Last week was an eventful week for high profile baby news. At the beginning of the week the Duke and Duchess of Cambridge announced that they are expecting another child. This was followed by the news later in the week that Kim Kardashian and Kanye West are also expecting a baby, due early next year. For both couples, the new addition will be their third child, however, the one big difference is that unlike the Duchess, Kim is not carrying her child. Kim and Kanye have reportedly paid $113,850 for a surrogate to carry their baby girl.
The couple’s decision to use a surrogate as a result of Kim’s health concerns has been well documented and Kim had originally approached one of her sisters to carry the baby for her. However, it is now understood that the couple will be paying a surrogate who has been sourced through an agency.

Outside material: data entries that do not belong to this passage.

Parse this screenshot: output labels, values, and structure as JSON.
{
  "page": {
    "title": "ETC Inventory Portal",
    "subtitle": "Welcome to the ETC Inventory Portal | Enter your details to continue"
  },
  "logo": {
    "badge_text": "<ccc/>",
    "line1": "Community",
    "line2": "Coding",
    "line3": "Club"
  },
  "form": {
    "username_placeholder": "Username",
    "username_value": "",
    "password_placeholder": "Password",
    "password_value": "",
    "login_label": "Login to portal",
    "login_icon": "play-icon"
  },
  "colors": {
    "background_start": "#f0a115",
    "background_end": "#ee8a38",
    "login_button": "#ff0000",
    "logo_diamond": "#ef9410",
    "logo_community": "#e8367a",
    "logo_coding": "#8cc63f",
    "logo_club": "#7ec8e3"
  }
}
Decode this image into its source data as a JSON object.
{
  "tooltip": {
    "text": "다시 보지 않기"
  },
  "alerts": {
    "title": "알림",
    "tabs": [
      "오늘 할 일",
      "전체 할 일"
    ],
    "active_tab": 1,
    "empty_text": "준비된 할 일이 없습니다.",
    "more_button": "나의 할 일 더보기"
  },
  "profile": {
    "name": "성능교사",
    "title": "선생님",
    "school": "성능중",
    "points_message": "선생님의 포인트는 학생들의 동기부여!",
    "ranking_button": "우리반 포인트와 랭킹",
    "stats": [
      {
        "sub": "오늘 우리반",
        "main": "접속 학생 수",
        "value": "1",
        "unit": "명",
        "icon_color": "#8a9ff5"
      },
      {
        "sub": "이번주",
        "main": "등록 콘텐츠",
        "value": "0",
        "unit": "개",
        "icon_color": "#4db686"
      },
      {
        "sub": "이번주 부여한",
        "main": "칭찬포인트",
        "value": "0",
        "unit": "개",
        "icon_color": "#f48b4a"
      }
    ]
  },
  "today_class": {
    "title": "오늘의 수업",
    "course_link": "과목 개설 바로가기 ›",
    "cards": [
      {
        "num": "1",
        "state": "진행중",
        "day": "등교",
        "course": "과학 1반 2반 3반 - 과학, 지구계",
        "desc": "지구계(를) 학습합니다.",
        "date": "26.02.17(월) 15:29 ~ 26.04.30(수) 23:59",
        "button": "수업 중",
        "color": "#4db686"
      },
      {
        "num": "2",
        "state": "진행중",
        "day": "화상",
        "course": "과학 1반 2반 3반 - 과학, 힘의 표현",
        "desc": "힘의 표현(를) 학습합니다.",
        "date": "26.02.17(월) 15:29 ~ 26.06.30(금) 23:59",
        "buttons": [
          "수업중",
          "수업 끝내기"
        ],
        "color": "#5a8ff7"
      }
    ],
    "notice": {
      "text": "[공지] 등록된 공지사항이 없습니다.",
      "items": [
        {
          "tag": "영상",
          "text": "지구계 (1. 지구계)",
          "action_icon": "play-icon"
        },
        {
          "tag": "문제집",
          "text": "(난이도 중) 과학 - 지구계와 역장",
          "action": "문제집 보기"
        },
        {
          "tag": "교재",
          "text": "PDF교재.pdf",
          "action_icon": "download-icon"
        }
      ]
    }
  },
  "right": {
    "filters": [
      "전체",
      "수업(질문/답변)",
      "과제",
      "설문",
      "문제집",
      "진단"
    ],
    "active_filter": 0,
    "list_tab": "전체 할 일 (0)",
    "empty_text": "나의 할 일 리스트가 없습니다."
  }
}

So what are the legal implications for Kim and Kanye?
Surrogacy is the process by which a child is carried through pregnancy by another woman. The other woman will have entered into an arrangement with the commissioning parent/s before she started carrying the child. The intention is that, at birth, the child and parental responsibility for the child will be transferred to the commissioning parent/s and that they will become the legal parent/s for the child.
If Kim and Kanye’s surrogacy arrangement was taking place under the law of England and Wales, the surrogate mother would be treated as the child’s legal mother until the situation is changed through an order of the court. It is not possible for a surrogate to simply give up parental responsibility. The commissioning parent/s are required to take active steps to legally transfer parents responsibility on to them.
The requisite order that the commissioning parents would have to make would either be the making of an adoption order or a parental order under section 54 of the Human Fertilisation and Embryology Act 2008.
The financial arrangement
Kim and Kanye are reportedly paying their surrogate $113,850 to carry their child. While it is legal to make this type of commercial arrangement in some US states, if the same arrangement was made in England and Wales, it would be illegal. This is because the law prohibits commercial arrangements for surrogacy in the UK. A court must be satisfied that no money or other benefit has been exchanged for any part of the surrogacy arrangement. The only money that can be exchanged is for expenses reasonably incurred.
These restrictions in England and Wales have resulted in a low number of women willing to act as a surrogate in this jurisdiction and in many couples looking abroad to find surrogates in countries that have less restrictive regulatory regimes. While this may sound simple enough, this carries a number of legal pitfalls, the key one being that any order made abroad is not enforceable or recognised in the England and Wales. Commissioning parents must still apply for parental orders in the UK courts despite any order or arrangements reached abroad.
Given the complex nature of surrogacy law, we would strongly urge anyone considering a surrogacy arrangement to seek legal advice as early as possible.